it is evidence driven,

it is participatory,

it is dignified and flexible for those affected

And we have delivered this approach at a high pace, at low cost, with high-level tech.

Vanuatu’s cash transfer programme is a global approach that has been locally adapted by a team of youth working on the front lines.

And what exactly are cash transfers? Well, many of us already know – this is the practice of sending money across long distances to those who need it – via banks, via western union, via mobile. Pacific islanders do this nearly every day in the form of remittances from abroad.

Humanitarian action, in the form of cash transfers, seeks to do this for people affected by disasters at the times they need it most. In so doing, we enable them to do what they are already used to doing each day within their local markets and economies – to buy what they and their families need to recover and get back on track.

In a single year, this team of youth in Vanuatu has been involved in developing not just one – but 3 innovations in this space. With their dedication, we have developed and delivered these approaches first, faster, and at a fraction of the usual cost.

One year, triple the work: Here’s what this team has shown themselves to be capable of:

  • A nationwide feasibility study to consult with local communities to gain insight into their own needs and preferences regarding this approach. Over 1500 surveys across 18 islands, in over 90 communities…just to be sure we had the evidence.
  • The first-ever large-scale, delivery of multi-purpose cash grants to thousands of volcano-affected people, delivered in 3 months, with 3 financial service providers, 4 government departments, and 2 civil society partners
  • And now – UnBlocked Cash – the delivery of electronic vouchers using tap and pay technology that is powered by blockchain, easy and simple to use from the smallest market mama, to the biggest shops, with payments to vendors into their Vanuatu bank accounts, in Vatu, twice a week

When we first started, we encountered a lot of scepticism. So, how exactly did we do it? With this team of dedicated young islanders, they not only accomplished this, but they also did so first, they did it fast, and fearlessly.

Again, how?

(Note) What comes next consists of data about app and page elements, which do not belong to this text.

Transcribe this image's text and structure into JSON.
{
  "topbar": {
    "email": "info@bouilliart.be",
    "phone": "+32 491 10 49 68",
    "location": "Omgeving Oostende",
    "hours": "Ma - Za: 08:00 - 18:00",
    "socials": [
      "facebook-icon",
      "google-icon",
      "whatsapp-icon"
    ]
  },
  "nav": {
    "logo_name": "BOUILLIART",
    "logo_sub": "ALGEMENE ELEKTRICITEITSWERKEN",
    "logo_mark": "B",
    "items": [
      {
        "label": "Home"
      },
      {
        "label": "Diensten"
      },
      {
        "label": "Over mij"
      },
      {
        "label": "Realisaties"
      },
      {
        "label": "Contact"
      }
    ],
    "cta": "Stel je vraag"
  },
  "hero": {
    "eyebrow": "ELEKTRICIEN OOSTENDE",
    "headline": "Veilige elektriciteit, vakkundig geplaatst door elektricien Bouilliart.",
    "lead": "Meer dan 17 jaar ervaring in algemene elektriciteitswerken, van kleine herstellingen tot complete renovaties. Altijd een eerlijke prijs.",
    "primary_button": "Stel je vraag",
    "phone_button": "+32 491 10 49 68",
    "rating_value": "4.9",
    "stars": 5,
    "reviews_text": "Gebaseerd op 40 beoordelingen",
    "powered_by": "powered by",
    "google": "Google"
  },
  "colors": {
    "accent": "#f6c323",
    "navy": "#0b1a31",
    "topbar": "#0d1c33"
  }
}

We placed our bets and invested in our youth, and doing so gave us triple the impact for a fraction of the cost. This team began as a group of volunteers, who have grown into field responders and innovators. Bringing new minds, they have developed new skills and scaled new approaches at a blistering pace. This is not “island time” any more, trust me.

Who are these heroes? As we say in Vanuatu, oli TUFF TUMAS. Oxfam has sourced locally grown talent from the grassroots, with the help of our network partner Youth Challenge Vanuatu we have a deep well of youthful energy to draw from.

These individuals have grown through a whirlwind experience – thousands of surveys, hundreds of sites, having touched the lives of over 20,000 people, and  now…they are leading the pack in testing cutting-edge technology in what many would consider to be a low-tech environment.

The minds of these youth – and others – are open to new approaches. They are natural, out-of-the box thinkers, they are rallying to have their voices heard and their impact felt. And most of all, they are tireless.

After all, are working for their own futures and those of their peers and their children. We need to remember that. They will inherit this earth.

This is the next generation – the future is innovation, and innovation thrives in the minds and the actions of our youth.

What I have learned from this youth I am trying to pass on to you. I believe it is more than what I have taught them, as they have given me inspiration and purpose in the work that I do.

Our youth admire tradition and culture, but they crave a new vision, and want to break boundaries using a medium they can lead with and relate to. Advanced applications like blockchain technology may seem far off to most of us, but it is already being put to work in Vanuatu because it mirrors these motivations.  Right now they are leading the first and largest pilot to test the use of blockchain technology for disaster response in the Pacific region.

I leave you with this.

We have demonstrated that we need and can benefit from fresh minds to solve new and changing problems. We know that we need to fundamentally change our approaches to disaster preparedness and response whilst the impacts of climate change are upon us.

I look to my elders for wisdom, tradition, love, education and guidance.

Now, I look to our youth for innovation, vision, energy and change. We took a leap of faith in them, and they have now taken the first leap forward. Now, we’d like inspire youth across the rest of Pacific to follow in their tracks.

Sandra Hart is Oxfam in the Pacific‘s Cash and Livelihoods Lead. She is based in Vanuatu.